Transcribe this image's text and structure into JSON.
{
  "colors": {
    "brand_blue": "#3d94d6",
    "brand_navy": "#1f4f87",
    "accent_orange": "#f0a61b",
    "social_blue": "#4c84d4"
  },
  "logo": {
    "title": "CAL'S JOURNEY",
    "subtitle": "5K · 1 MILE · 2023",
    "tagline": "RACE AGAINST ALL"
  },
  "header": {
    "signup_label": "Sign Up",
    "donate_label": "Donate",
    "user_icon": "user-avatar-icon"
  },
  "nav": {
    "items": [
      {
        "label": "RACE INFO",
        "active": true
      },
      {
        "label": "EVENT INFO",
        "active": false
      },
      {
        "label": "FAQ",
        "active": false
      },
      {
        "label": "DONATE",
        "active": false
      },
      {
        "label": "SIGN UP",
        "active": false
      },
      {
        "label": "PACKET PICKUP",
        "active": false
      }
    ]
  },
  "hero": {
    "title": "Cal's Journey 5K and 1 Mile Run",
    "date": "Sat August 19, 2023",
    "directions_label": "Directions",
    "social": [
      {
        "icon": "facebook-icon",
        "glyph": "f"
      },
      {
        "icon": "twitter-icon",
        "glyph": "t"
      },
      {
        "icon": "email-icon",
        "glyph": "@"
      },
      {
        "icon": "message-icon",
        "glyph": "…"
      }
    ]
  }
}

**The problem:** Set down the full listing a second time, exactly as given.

**Output of the task:**
Transcribe this image's text and structure into JSON.
{
  "colors": {
    "brand_blue": "#3d94d6",
    "brand_navy": "#1f4f87",
    "accent_orange": "#f0a61b",
    "social_blue": "#4c84d4"
  },
  "logo": {
    "title": "CAL'S JOURNEY",
    "subtitle": "5K · 1 MILE · 2023",
    "tagline": "RACE AGAINST ALL"
  },
  "header": {
    "signup_label": "Sign Up",
    "donate_label": "Donate",
    "user_icon": "user-avatar-icon"
  },
  "nav": {
    "items": [
      {
        "label": "RACE INFO",
        "active": true
      },
      {
        "label": "EVENT INFO",
        "active": false
      },
      {
        "label": "FAQ",
        "active": false
      },
      {
        "label": "DONATE",
        "active": false
      },
      {
        "label": "SIGN UP",
        "active": false
      },
      {
        "label": "PACKET PICKUP",
        "active": false
      }
    ]
  },
  "hero": {
    "title": "Cal's Journey 5K and 1 Mile Run",
    "date": "Sat August 19, 2023",
    "directions_label": "Directions",
    "social": [
      {
        "icon": "facebook-icon",
        "glyph": "f"
      },
      {
        "icon": "twitter-icon",
        "glyph": "t"
      },
      {
        "icon": "email-icon",
        "glyph": "@"
      },
      {
        "icon": "message-icon",
        "glyph": "…"
      }
    ]
  }
}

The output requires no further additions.